Getting involved in the peer review process can be a highly rewarding experience that can also improve your research and help to further your career.

 If you’re just starting as a reviewer, don’t be deterred. Journal editors are often looking to expand their pool of reviewers, which means there will be a demand for your particular area of expertise.

Before accepting to review a manuscript reviewers should ensure that:

  • The manuscript is within their area of expertise.
  • They can dedicate the appropriate time to conduct a critical review of the manuscript.


Peer reviewing is a form of collaboration between experts. Their critical feedback often improves research and helps propel it forward. But how does being a reviewer help your career? Here are some ways that you can benefit:
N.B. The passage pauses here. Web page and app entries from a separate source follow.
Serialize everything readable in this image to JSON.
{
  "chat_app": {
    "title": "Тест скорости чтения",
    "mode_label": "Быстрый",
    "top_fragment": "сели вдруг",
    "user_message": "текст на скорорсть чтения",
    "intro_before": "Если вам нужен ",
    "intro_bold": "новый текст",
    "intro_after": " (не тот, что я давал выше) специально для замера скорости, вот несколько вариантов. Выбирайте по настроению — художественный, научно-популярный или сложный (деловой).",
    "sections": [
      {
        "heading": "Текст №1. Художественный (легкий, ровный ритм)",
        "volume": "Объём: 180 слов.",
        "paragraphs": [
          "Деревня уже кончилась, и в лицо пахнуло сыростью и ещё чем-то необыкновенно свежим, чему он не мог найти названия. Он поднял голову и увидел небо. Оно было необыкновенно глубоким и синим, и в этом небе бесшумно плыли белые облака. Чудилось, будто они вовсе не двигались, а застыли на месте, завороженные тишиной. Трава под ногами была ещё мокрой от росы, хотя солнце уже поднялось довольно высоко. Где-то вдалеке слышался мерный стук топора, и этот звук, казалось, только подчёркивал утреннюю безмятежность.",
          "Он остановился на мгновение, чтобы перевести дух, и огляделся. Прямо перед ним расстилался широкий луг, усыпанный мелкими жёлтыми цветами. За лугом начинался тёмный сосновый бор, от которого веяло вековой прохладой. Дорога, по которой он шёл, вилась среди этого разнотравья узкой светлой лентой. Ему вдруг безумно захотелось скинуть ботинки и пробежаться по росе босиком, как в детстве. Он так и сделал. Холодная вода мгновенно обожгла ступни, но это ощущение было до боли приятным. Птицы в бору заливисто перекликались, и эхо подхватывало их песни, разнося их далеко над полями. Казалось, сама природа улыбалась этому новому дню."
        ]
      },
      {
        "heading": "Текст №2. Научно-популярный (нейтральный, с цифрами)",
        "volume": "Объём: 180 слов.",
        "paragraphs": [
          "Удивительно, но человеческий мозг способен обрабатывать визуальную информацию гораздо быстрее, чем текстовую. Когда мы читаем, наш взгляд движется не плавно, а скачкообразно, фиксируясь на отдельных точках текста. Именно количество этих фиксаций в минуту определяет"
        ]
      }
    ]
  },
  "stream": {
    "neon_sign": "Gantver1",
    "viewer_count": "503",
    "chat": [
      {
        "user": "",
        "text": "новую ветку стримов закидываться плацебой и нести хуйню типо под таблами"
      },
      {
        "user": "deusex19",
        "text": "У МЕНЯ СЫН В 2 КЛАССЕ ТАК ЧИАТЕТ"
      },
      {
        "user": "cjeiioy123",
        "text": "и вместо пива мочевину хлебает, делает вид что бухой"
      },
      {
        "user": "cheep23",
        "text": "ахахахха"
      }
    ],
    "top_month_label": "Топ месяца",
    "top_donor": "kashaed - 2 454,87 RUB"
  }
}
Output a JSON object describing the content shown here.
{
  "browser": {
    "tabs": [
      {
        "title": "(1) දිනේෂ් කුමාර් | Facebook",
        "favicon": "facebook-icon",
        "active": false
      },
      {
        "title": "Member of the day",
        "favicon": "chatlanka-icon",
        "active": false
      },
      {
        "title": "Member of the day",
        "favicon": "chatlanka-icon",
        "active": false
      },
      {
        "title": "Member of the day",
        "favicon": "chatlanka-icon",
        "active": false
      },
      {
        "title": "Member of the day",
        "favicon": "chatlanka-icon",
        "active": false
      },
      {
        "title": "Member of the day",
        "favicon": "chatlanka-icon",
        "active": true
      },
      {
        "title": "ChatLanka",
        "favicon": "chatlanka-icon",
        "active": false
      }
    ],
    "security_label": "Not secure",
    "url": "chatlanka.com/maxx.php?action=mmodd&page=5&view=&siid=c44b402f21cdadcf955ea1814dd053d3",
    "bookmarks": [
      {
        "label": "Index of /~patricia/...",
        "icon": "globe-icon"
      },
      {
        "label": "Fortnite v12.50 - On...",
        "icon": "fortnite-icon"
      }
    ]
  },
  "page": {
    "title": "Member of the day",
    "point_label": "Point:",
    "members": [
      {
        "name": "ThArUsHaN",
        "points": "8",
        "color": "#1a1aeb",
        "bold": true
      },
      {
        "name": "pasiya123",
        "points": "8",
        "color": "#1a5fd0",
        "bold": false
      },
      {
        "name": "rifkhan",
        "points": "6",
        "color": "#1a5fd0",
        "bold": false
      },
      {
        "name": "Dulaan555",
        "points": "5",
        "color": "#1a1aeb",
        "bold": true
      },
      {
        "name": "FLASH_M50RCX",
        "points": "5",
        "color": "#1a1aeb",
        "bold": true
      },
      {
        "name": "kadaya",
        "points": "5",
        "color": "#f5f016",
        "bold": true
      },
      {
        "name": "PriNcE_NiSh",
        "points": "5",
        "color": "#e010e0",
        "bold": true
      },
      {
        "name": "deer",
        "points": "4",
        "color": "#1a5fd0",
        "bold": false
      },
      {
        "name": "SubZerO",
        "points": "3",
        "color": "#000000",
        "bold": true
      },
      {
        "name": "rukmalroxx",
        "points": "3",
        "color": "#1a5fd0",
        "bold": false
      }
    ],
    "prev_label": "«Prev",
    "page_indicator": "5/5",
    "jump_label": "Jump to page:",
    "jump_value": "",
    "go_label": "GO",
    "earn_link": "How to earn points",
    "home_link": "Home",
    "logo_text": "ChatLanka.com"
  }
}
(a) Keep up with the latest research

As a reviewer, you get an early view of the exciting new research happening in your field. Not only that, peer review gives you a role in helping to evaluate and improve this new work.

(b) Improve your writing

Reviewing articles written by other researchers can give you an insight into how to improve your own. The process of reviewing encourages you to think critically about what makes an article good (or not so good). As you review more papers, you’ll start to spot common mistakes. This could relate to writing style, presentation, or the clarity of explanations. You can then use this knowledge in your writing and improve your chances of publication.

(c) Boost your career

While a lot of reviewing is anonymous, there are schemes to recognize the important contribution of reviewers. These include reviewer lists in journals, reviewer certificates, and Publons. You can also include your reviewing work on your resume. Your work as a reviewer will interest appointment or promotion committees looking for evidence of service to the profession.

(d) Become part of a journal’s community

Many journals are the centre of a network of researchers who discuss key themes and developments in the field. Becoming a reviewer is a great way to get involved with that group. This allows you to build new connections for future collaborations. Being a regular reviewer may also be the first step to becoming a member of the journal’s editorial board.


(a) Contact the editor

Journal editors are always looking out for new reviewers, especially those with expertise in areas under-represented in the journal’s pool of contacts. If there’s a journal that you read regularly, email the editor directly. Tell them about your areas of expertise, your publication record, and your interest in reviewing. If you attend any academic conferences, these are good opportunities to meet editors who might be looking for new reviewers.

(b) Ask a senior colleague to recommend you

Is there someone who knows your work and is already involved with a journal, or regularly reviews? Ask whether they would be willing to pass on your details to the editor. They may also have some useful experience from when they first became a reviewer.

(c) Look out for calls for reviewers

Some journals make specific invitations for reviewers to get in touch. This might be the case if the journal is new or expanding its scope into a different area.

(d) Register with the journal’s database

FUJD invites aspiring reviewers to add their details to a reviewer database. For this, potential reviewers can register themselves on the Journals website along with reviewing interests and ORCID.

(e) Find a mentor

Ask a senior colleague, with experience of reviewing, whether you could work with them on a review. Some journals also run mentoring schemes, designed to help support first-time reviewers.

(f) Be visible on researcher networking sites

Academic networking sites, such as ResearchGate or, are opportunities to build a profile that editors looking for new reviewers can find. Make sure that your profile includes lots of detail about your current areas of research. You should also add links to any published journal articles or books.

(g) Write a paper

Many journals add authors who have published with them to their database of reviewers. While you’re unlikely to write a paper just for the opportunity to review, submitting a research paper or book review is a good way to become part of the community around that journal. It also means the editor is more likely to invite you to review when they receive a submission on a related topic to your own.